July 3, 2015
Lawrence Herkimer, the irrepressible icon and model entrepreneur known as "the father of modern cheerleading," is being remembered as the originator of the pompom, the spirit stick, the Herkie jump, and the National Cheerleaders Association.
Lawrence Herkimer with cheerleaders, performing his
signature jump in front of SMU's Dallas Hall.
Herkimer, who began his spirit-squad revolution during his time as an SMU cheerleader, died in Dallas on July 1, 2015. He was 89 years old.
"Lawrence Herkimer's legendary spirit energized everyone and everything in his orbit, including his beloved alma mater," said SMU President R. Gerald Turner. "In his vision, his enthusiasm and his entrepreneurial spirit, he was a true world changer. Generations of young people have learned from his example, and none more than his fellow Mustangs, who will carry his legacy forward."
Better known as "Herkie," Herkimer honed his craft as a cheerleader at SMU, where his electric personality and inventive athleticism made him a standout. While attending the University, he formed a national organization for cheerleaders and created a cheerleading-oriented magazine called Megaphone.
He also perfected his signature jump — which he first performed as a North Dallas High School cheerleader in the early forties — during his stint as the Mustangs' head cheerleader in the Doak Walker era. The Herkie is correctly performed with one arm extended straight up in the air and the other hand on the hip, with one leg extended straight out and the other bent back in a hurdler's stance.
"Far more difficult acrobatic stunts exist, but none so perfectly capture the energy and exuberance identified with cheerleading," wrote Joe Nick Patoski in Texas Monthly in 1989.
Yet the iconic move was, by its creator's own admission, a failed attempt at a different stunt. "It was just a poor split jump,” Herkimer said to John Branch of The New York Times in 2009. “I don’t like to tell people that.”

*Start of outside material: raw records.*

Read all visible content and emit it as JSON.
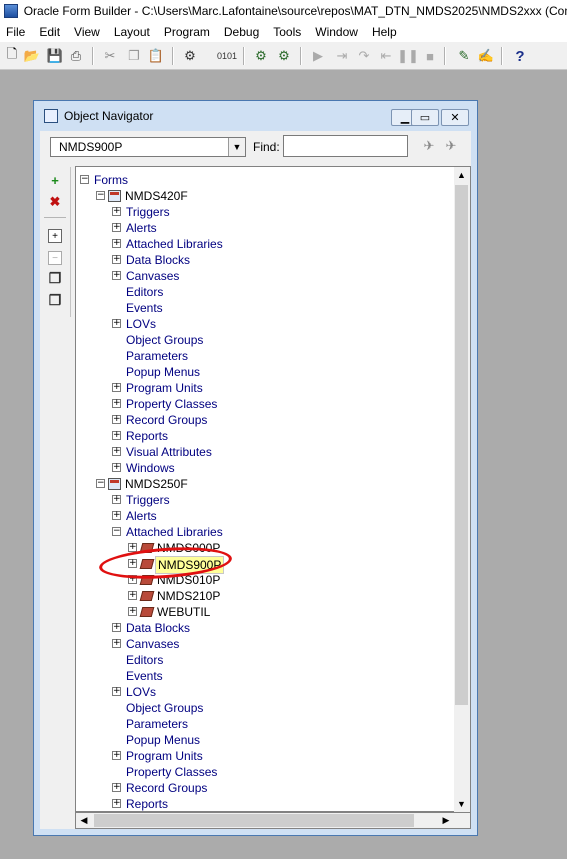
{
  "app": {
    "title": "Oracle Form Builder - C:\\Users\\Marc.Lafontaine\\source\\repos\\MAT_DTN_NMDS2025\\NMDS2xxx (Consi"
  },
  "menu": [
    "File",
    "Edit",
    "View",
    "Layout",
    "Program",
    "Debug",
    "Tools",
    "Window",
    "Help"
  ],
  "toolbar": {
    "icons": [
      "new-icon",
      "open-icon",
      "save-icon",
      "print-icon",
      "cut-icon",
      "copy-icon",
      "paste-icon",
      "compile-icon",
      "compile-module-icon",
      "run-form-icon",
      "debug-form-icon",
      "go-icon",
      "step-into-icon",
      "step-over-icon",
      "step-out-icon",
      "pause-icon",
      "stop-icon",
      "layout-editor-icon",
      "pl-sql-editor-icon",
      "help-icon"
    ]
  },
  "navigator": {
    "title": "Object Navigator",
    "module_select": "NMDS900P",
    "find_label": "Find:",
    "find_value": ""
  },
  "tree": [
    {
      "label": "Forms",
      "level": 0,
      "exp": "minus",
      "kind": "text"
    },
    {
      "label": "NMDS420F",
      "level": 1,
      "exp": "minus",
      "kind": "form"
    },
    {
      "label": "Triggers",
      "level": 2,
      "exp": "plus",
      "kind": "text"
    },
    {
      "label": "Alerts",
      "level": 2,
      "exp": "plus",
      "kind": "text"
    },
    {
      "label": "Attached Libraries",
      "level": 2,
      "exp": "plus",
      "kind": "text"
    },
    {
      "label": "Data Blocks",
      "level": 2,
      "exp": "plus",
      "kind": "text"
    },
    {
      "label": "Canvases",
      "level": 2,
      "exp": "plus",
      "kind": "text"
    },
    {
      "label": "Editors",
      "level": 2,
      "exp": "none",
      "kind": "text"
    },
    {
      "label": "Events",
      "level": 2,
      "exp": "none",
      "kind": "text"
    },
    {
      "label": "LOVs",
      "level": 2,
      "exp": "plus",
      "kind": "text"
    },
    {
      "label": "Object Groups",
      "level": 2,
      "exp": "none",
      "kind": "text"
    },
    {
      "label": "Parameters",
      "level": 2,
      "exp": "none",
      "kind": "text"
    },
    {
      "label": "Popup Menus",
      "level": 2,
      "exp": "none",
      "kind": "text"
    },
    {
      "label": "Program Units",
      "level": 2,
      "exp": "plus",
      "kind": "text"
    },
    {
      "label": "Property Classes",
      "level": 2,
      "exp": "plus",
      "kind": "text"
    },
    {
      "label": "Record Groups",
      "level": 2,
      "exp": "plus",
      "kind": "text"
    },
    {
      "label": "Reports",
      "level": 2,
      "exp": "plus",
      "kind": "text"
    },
    {
      "label": "Visual Attributes",
      "level": 2,
      "exp": "plus",
      "kind": "text"
    },
    {
      "label": "Windows",
      "level": 2,
      "exp": "plus",
      "kind": "text"
    },
    {
      "label": "NMDS250F",
      "level": 1,
      "exp": "minus",
      "kind": "form"
    },
    {
      "label": "Triggers",
      "level": 2,
      "exp": "plus",
      "kind": "text"
    },
    {
      "label": "Alerts",
      "level": 2,
      "exp": "plus",
      "kind": "text"
    },
    {
      "label": "Attached Libraries",
      "level": 2,
      "exp": "minus",
      "kind": "text"
    },
    {
      "label": "NMDS000P",
      "level": 3,
      "exp": "plus",
      "kind": "lib"
    },
    {
      "label": "NMDS900P",
      "level": 3,
      "exp": "plus",
      "kind": "lib",
      "highlight": true
    },
    {
      "label": "NMDS010P",
      "level": 3,
      "exp": "plus",
      "kind": "lib"
    },
    {
      "label": "NMDS210P",
      "level": 3,
      "exp": "plus",
      "kind": "lib"
    },
    {
      "label": "WEBUTIL",
      "level": 3,
      "exp": "plus",
      "kind": "lib"
    },
    {
      "label": "Data Blocks",
      "level": 2,
      "exp": "plus",
      "kind": "text"
    },
    {
      "label": "Canvases",
      "level": 2,
      "exp": "plus",
      "kind": "text"
    },
    {
      "label": "Editors",
      "level": 2,
      "exp": "none",
      "kind": "text"
    },
    {
      "label": "Events",
      "level": 2,
      "exp": "none",
      "kind": "text"
    },
    {
      "label": "LOVs",
      "level": 2,
      "exp": "plus",
      "kind": "text"
    },
    {
      "label": "Object Groups",
      "level": 2,
      "exp": "none",
      "kind": "text"
    },
    {
      "label": "Parameters",
      "level": 2,
      "exp": "none",
      "kind": "text"
    },
    {
      "label": "Popup Menus",
      "level": 2,
      "exp": "none",
      "kind": "text"
    },
    {
      "label": "Program Units",
      "level": 2,
      "exp": "plus",
      "kind": "text"
    },
    {
      "label": "Property Classes",
      "level": 2,
      "exp": "none",
      "kind": "text"
    },
    {
      "label": "Record Groups",
      "level": 2,
      "exp": "plus",
      "kind": "text"
    },
    {
      "label": "Reports",
      "level": 2,
      "exp": "plus",
      "kind": "text"
    }
  ],
  "colors": {
    "tree_text": "#000080",
    "annotation": "#e01010",
    "highlight": "#ffff99"
  }
}
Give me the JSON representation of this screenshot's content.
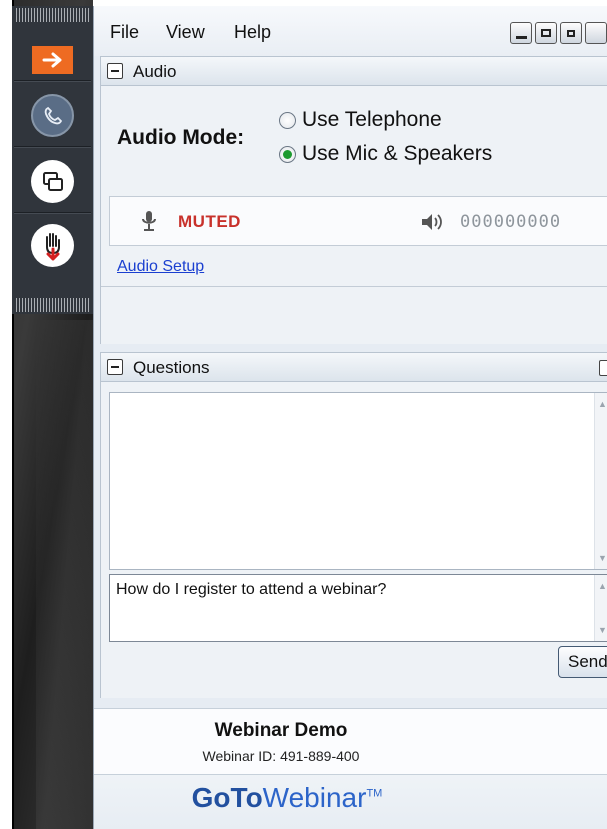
{
  "menu": {
    "items": [
      "File",
      "View",
      "Help"
    ]
  },
  "audio": {
    "section_title": "Audio",
    "mode_label": "Audio Mode:",
    "options": [
      "Use Telephone",
      "Use Mic & Speakers"
    ],
    "selected": "Use Mic & Speakers",
    "mic_status": "MUTED",
    "speaker_level": "000000000",
    "setup_link": "Audio Setup"
  },
  "questions": {
    "section_title": "Questions",
    "input_value": "How do I register to attend a webinar?",
    "send_label": "Send"
  },
  "webinar": {
    "title": "Webinar Demo",
    "id_line": "Webinar ID: 491-889-400",
    "brand_bold": "GoTo",
    "brand_light": "Webinar",
    "brand_tm": "TM"
  },
  "colors": {
    "accent_orange": "#ee6b22",
    "muted_red": "#c8312b",
    "link_blue": "#1a3fd0",
    "brand_blue": "#2c64c9"
  },
  "grab_tab": {
    "icons": [
      "arrow-right-icon",
      "phone-icon",
      "screen-share-icon",
      "raise-hand-icon"
    ]
  }
}
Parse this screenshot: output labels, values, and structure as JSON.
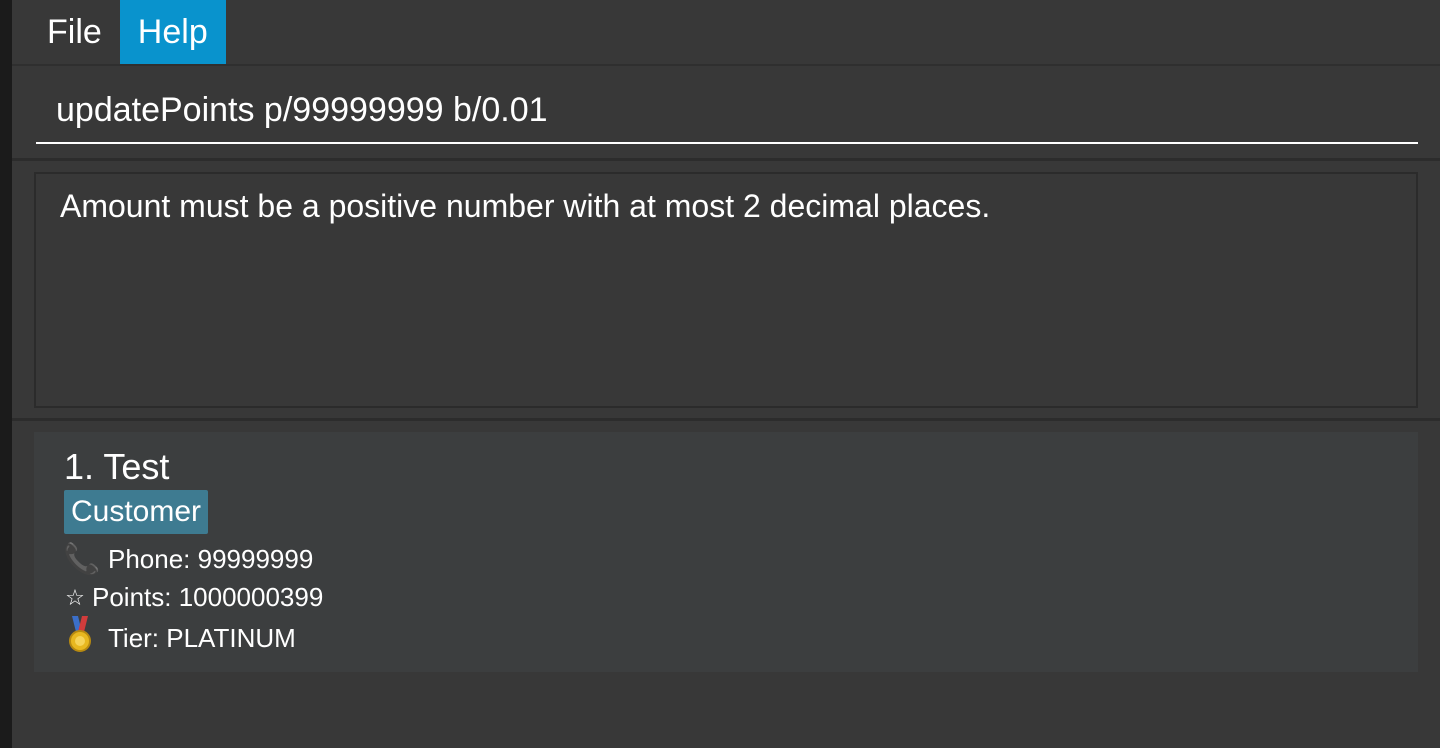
{
  "menu": {
    "file_label": "File",
    "help_label": "Help",
    "active_color": "#0993cd"
  },
  "command": {
    "value": "updatePoints p/99999999 b/0.01"
  },
  "result": {
    "message": "Amount must be a positive number with at most 2 decimal places."
  },
  "customers": [
    {
      "index_name": "1. Test",
      "tag": "Customer",
      "phone_label": "Phone: 99999999",
      "points_label": "Points: 1000000399",
      "tier_label": "Tier: PLATINUM",
      "icons": {
        "phone": "phone-icon",
        "points": "star-icon",
        "tier": "medal-icon"
      }
    }
  ],
  "colors": {
    "background": "#383838",
    "card": "#3c3e3f",
    "tag": "#3e7b91"
  }
}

Herkimer organized his first cheerleading camp in 1948 at Sam Houston State Teachers College in Huntsville, Texas. The first session drew 52 girls and one boy. The following year, it drew 350 participants. The increasingly successful camps were the beginning of the Dallas-based National Cheerleaders Association (NCA), which Herkimer incorporated in 1961 and sold for $20 million in 1986. Now owned by Varsity Brands, the NCA still holds cheer camps each summer on college campuses throughout the nation, including at SMU. The organization also presents the annual College National Championships, broadcast live from Daytona Beach every April.
The cheer camps also gave rise to another of Herkimer's inventions: the spirit stick. During an NCA camp in 1954, Herkimer noted that one squad was not the best at performing moves, but stood out from the others in their hard work and encouragement of other teams. He was so impressed by the squad's positive attitude that he cut a small tree branch, decorated it with paint, and awarded it to the team in front of the entire camp. Since then, the tradition of the spirit stick has represented the teamwork, spirit and support that Herkimer believed to be the essence of cheerleading.
In 1951, Herkimer cofounded the Cheerleader Supply Company with his first wife, Dorothy Brown Herkimer ’46, who died in 1993. Originally operated out of the Herkimers' Dallas garage, the firm grew quickly into a booming retail business for sweaters, skirts, spirit sticks, booster ribbons, specially made shoes and other cheerleading equipment.
The advent of color television led to another Herkimer innovation. Cheerleaders were garnering more and more camera time, and Herkimer recognized a need to provide colorful and visually appealing accessories for them. As a result, he put paper streamers on a stick to create the "pom pon." For his subsequent design update — a flameproof Mylar version with a hidden handle — Herkimer was granted patent number 3,560,313 by the U.S. Patent Office in 1971. (He used the "pom pon" spelling on purpose, after hearing that the more common variation, "pompom," had vulgar meanings in other languages.)
Herkimer's SMU ties remained strong throughout his life. He served as president of the SMU Alumni Association in 1981-82, and as the Class of 1948 reunion giving chair from 1992 to 1994. In 1985, he received the University's Distinguished Alumni Award and in 1994 received an honorary letter from the SMU Lettermen's Association. In 2012, he was honored as one of the University's Centennial History Makers.
"Lawrence Herkimer was a wonderful guy and an SMU legend," said Brad Cheves, SMU vice president for Development and External Affairs. "He was very proud of his association with his alma mater, and very generous to the University throughout his lifetime in ways that directly impacted students. We will cherish his memory."